Heritage circuit[edit]

  • 4 Sentier patrimonial de Norway Bay (Norway Bay Heritage Trail), +1 819-647-3185. Near the shore of the Ottawa River, a signpost describes the history of the Norway Bay docks since 1850.



  • 1 Les Alpagas de Willow Lane Alpacas, 44, route 148, +1 819-647-5402, . Guided tour (by reservation) of a 50-acre Alpacas farm. Alpaca wool products shop: socks, soles, accessories (e.g. scarves), toques, hats, and stuffed animals for babies.
  • 2 Ferme Pleine Lune (Full Moon Farm), 24, chemin 6 Line, +1 819-208-1414. Farm offering organic products: market garden products, fine herbs and flowers.
  • 3 Ferme La Paysannerie, 16, chemin Knox, +1 819-647-2536, . Farm offering organic products: beef, blood pig, pork, poultry, mushroom, maple and egg products. Online ordering of products directly from the farm.
  • 4 Cidrerie Coronation Hall (Coronation Hall Cider House), 206, chemin River (Cidrerie située dans le hameau de Norway Bay.). Family craft cider house specializing in agritourism. Offer of cider products and traditional heritage foods from Western Quebec. Cider house in the historic Coronation Hall building, built in the early 1930s as the MacDougall Dance Hall; then renamed for the coronation of George VI in 1937. The family operating the cider house acquired the building in 2003 and the cider house started in 2008, the first commercial cider house in the region.

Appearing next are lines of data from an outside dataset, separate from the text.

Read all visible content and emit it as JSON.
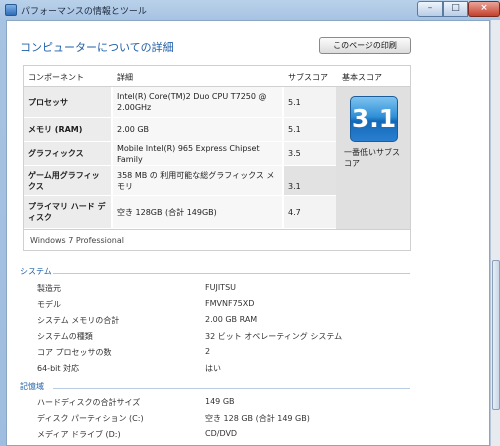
{
  "window": {
    "title": "パフォーマンスの情報とツール",
    "minimize": "–",
    "maximize": "□",
    "close": "×"
  },
  "header": {
    "title": "コンピューターについての詳細",
    "print_label": "このページの印刷"
  },
  "score_table": {
    "columns": [
      "コンポーネント",
      "詳細",
      "サブスコア",
      "基本スコア"
    ],
    "rows": [
      {
        "component": "プロセッサ",
        "detail": "Intel(R) Core(TM)2 Duo CPU T7250 @ 2.00GHz",
        "subscore": "5.1"
      },
      {
        "component": "メモリ (RAM)",
        "detail": "2.00 GB",
        "subscore": "5.1"
      },
      {
        "component": "グラフィックス",
        "detail": "Mobile Intel(R) 965 Express Chipset Family",
        "subscore": "3.5"
      },
      {
        "component": "ゲーム用グラフィックス",
        "detail": "358 MB の 利用可能な総グラフィックス メモリ",
        "subscore": "3.1"
      },
      {
        "component": "プライマリ ハード ディスク",
        "detail": "空き 128GB (合計 149GB)",
        "subscore": "4.7"
      }
    ],
    "base_score": "3.1",
    "base_caption": "一番低いサブスコア",
    "os": "Windows 7 Professional"
  },
  "system": {
    "title": "システム",
    "items": [
      {
        "label": "製造元",
        "value": "FUJITSU"
      },
      {
        "label": "モデル",
        "value": "FMVNF75XD"
      },
      {
        "label": "システム メモリの合計",
        "value": "2.00 GB RAM"
      },
      {
        "label": "システムの種類",
        "value": "32 ビット オペレーティング システム"
      },
      {
        "label": "コア プロセッサの数",
        "value": "2"
      },
      {
        "label": "64-bit 対応",
        "value": "はい"
      }
    ]
  },
  "storage": {
    "title": "記憶域",
    "items": [
      {
        "label": "ハードディスクの合計サイズ",
        "value": "149 GB"
      },
      {
        "label": "ディスク パーティション (C:)",
        "value": "空き 128 GB (合計 149 GB)"
      },
      {
        "label": "メディア ドライブ (D:)",
        "value": "CD/DVD"
      }
    ]
  }
}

Other stores[edit]

  • 5 Centre du patrimoine de Bristol (Bristol Heritage Center), 14, route 148, +1 418 289-3490. July 1 until Labor Day. Center offering the arts and crafts products of local artisans to the public.
  • 6 Made with Luv by Shelley Bourgeau, 34, Bristol Mines Roads, +1 819-592-5205. Quilt store
  • 7 Pépinière Canada Tree Farm (Canada Tree Farm Nursery), 16, chemin 5, line E (near route 148), +1 819-208-1414. Nursery open to the public in 2022.

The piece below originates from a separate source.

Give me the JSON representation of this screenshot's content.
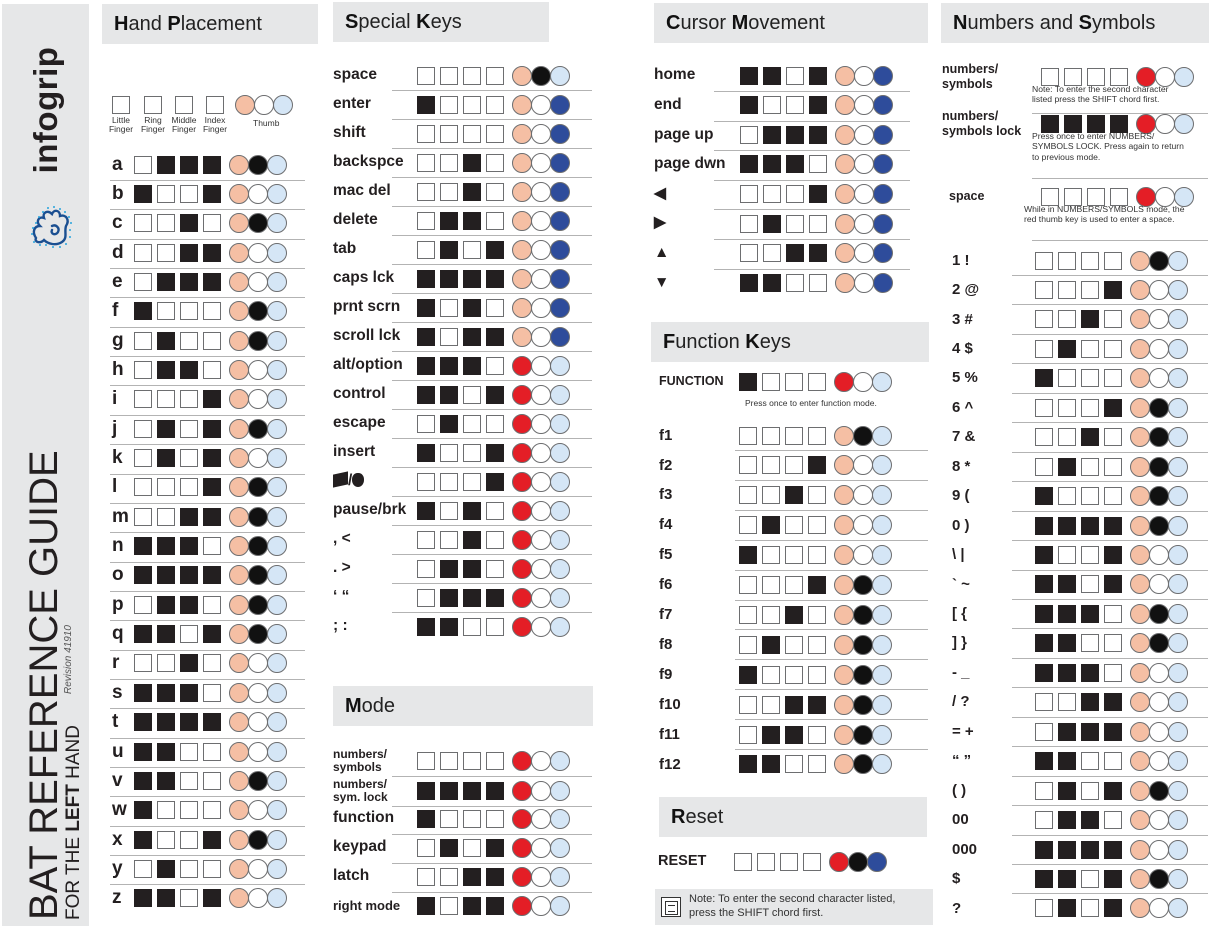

  • 1 Pine Lodge, 6, chemin de Pine Lodge, +1 819-647-2805, . Building built in 1919 by Jahn Russell in Norway Bay, on the north shore of the Ottawa River. Pine Lodge offers ten guest rooms and a distinctive dining experience. This hotel is located near the local nine-hole golf course and a white sand beach. Enthusiasts can practice kayaking, cycling and water activities.
  • 2 My Way Burgers, Fries & Ice Cream, 31, chemin Wharf #25, . Restaurant in the hamlet of Norway Bay.




  • 1 Pine Lodge, 6, chemin de Pine Lodge, +1 819-647-2805, . Hotel established in 1930 in Bristol, on the north shore of the Ottawa River. Pine Lodge offers ten guest rooms and a distinctive dining experience. This hotel is located near the local nine-hole golf course and a white sand beach. Enthusiasts can practice kayaking, cycling and water activities.


  • Bibliothèque municipale (Public Library), +1 418-289-2070. Laptops are available during business hours.

Go next[edit]


  • 1 Pontiac (Quebec) Pontiac, Quebec on Wikipedia Municipality on the north shore of the Ottawa River. It stands out thanks to the ferries in Quyon, the magnificent Luskville waterfall, its country fair, and its boat launch and docks.
  • 2 La Pêche La Pêche on Wikipedia Location offering a variety of recreational tourism activities in nature: hunting, fishing, camping, hiking trails, ATVs, snowmobiles. Main local events: Wakefield Covered Bridge Races, Artist Tour, Winter Carnivals, Summer Festivals, Fall Parties, Annual Fairs, Arts Festival, Writers Festival, Wakefield International Film Festival, Christmas, public markets where emerging farmers come to offer their products, visit to gardens.
  • 3 Thorne Rural locality crossed by the Quyon river. Its relief allows many activities in nature, including hunting and fishing, as well as vacationing.
  • 4 Clarendon Clarendon, Quebec on Wikipedia Locality with a historic and modern character, offering a beautiful rural panorama. It has many lakes and rivers for recreational tourism, including vacationing and boating on the Ottawa River.
  • 5 Shawville Shawville, Quebec on Wikipedia Shawville is the capital of the Pontiac region. The old buildings are all in red brick.
This rural area travel guide to Bristol is a usable article. It has information on how to get there and on restaurants and hotels. An adventurous person could use this article, but please feel free to improve it by editing the page.